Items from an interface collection
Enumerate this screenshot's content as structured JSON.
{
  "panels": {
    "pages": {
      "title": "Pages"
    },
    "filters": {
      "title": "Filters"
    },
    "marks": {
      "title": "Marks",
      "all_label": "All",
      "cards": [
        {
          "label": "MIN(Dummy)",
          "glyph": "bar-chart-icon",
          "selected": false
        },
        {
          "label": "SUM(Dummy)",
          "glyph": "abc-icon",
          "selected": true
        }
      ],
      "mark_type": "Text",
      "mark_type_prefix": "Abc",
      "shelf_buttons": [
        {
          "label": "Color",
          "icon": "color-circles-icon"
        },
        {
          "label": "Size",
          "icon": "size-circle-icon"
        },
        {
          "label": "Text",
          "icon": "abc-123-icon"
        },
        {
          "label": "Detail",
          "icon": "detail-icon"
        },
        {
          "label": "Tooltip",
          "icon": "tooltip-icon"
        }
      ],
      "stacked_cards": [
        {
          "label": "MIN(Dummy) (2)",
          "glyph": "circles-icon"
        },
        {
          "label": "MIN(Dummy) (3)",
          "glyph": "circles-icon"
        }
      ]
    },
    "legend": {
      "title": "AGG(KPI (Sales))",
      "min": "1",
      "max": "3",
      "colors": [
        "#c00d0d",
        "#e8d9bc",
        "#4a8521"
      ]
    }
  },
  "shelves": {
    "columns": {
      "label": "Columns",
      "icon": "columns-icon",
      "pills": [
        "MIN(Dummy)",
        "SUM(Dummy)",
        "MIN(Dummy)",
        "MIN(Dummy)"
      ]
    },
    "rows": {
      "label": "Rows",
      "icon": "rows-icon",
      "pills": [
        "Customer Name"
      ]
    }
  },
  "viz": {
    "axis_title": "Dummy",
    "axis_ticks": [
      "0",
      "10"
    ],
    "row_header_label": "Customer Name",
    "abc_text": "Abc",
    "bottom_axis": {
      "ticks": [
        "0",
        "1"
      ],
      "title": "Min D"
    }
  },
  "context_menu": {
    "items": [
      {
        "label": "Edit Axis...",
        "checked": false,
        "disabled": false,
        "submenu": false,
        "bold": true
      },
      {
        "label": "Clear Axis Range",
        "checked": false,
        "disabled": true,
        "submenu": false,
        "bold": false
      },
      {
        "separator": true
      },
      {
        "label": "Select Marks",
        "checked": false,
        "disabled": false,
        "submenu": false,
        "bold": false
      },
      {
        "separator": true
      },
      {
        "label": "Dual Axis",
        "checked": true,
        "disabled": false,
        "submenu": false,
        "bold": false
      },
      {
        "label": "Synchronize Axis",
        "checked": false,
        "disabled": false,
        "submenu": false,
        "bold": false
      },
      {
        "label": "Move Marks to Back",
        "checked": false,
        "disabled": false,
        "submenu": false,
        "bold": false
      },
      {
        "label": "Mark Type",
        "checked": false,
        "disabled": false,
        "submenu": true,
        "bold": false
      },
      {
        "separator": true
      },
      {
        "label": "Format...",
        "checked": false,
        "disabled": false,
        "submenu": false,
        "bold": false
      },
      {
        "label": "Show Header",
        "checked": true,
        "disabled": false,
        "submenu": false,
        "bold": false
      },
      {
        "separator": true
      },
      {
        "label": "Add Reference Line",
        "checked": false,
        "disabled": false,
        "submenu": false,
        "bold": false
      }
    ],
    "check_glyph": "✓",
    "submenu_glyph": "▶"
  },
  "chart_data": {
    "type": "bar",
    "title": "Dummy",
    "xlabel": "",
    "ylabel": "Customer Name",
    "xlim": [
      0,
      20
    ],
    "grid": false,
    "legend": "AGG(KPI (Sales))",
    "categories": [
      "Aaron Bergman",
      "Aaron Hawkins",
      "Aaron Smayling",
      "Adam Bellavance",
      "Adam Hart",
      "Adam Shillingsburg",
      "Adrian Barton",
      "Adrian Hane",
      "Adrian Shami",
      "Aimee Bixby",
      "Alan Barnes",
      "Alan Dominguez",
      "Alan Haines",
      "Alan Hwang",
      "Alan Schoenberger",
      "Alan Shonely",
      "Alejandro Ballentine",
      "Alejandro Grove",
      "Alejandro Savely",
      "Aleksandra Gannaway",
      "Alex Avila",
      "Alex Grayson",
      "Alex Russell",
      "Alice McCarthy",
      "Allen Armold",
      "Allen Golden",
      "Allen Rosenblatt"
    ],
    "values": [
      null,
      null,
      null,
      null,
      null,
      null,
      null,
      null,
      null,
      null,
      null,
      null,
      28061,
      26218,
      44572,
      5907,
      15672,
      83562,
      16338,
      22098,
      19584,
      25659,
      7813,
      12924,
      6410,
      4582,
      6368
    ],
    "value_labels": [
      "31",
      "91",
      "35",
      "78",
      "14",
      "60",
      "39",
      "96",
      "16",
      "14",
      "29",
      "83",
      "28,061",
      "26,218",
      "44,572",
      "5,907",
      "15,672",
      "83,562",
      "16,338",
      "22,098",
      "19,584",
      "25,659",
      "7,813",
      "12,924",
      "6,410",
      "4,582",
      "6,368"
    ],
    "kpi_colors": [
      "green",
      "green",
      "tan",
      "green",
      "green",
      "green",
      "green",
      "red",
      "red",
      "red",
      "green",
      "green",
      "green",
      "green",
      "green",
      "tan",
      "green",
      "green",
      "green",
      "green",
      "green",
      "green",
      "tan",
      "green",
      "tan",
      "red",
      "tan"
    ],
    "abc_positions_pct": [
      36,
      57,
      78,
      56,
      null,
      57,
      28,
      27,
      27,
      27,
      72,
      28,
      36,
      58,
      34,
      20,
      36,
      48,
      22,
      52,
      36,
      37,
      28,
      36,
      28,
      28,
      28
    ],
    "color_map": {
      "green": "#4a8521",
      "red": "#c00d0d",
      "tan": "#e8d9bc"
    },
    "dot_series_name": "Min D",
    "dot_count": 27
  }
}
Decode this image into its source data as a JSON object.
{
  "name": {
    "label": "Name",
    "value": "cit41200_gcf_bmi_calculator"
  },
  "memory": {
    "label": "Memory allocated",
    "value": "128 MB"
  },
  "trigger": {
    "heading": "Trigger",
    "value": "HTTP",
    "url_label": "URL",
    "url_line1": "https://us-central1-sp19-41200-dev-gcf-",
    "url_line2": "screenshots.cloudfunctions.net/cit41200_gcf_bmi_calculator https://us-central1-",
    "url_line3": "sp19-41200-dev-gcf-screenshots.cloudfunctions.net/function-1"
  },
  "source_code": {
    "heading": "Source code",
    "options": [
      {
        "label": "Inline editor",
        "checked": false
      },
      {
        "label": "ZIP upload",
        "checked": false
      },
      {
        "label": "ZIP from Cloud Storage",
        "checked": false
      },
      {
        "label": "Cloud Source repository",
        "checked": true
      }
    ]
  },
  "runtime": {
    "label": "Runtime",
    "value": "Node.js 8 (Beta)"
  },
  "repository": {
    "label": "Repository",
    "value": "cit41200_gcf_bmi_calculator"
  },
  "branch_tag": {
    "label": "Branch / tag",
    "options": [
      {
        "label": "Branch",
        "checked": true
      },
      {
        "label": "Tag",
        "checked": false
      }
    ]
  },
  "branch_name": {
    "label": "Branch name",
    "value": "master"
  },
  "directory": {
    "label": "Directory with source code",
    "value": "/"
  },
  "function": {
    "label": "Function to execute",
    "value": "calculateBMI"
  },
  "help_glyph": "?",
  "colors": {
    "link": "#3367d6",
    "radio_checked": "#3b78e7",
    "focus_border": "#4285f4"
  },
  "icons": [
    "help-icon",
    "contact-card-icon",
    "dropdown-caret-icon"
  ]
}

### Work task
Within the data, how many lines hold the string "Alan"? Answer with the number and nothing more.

### Solution for this problem
6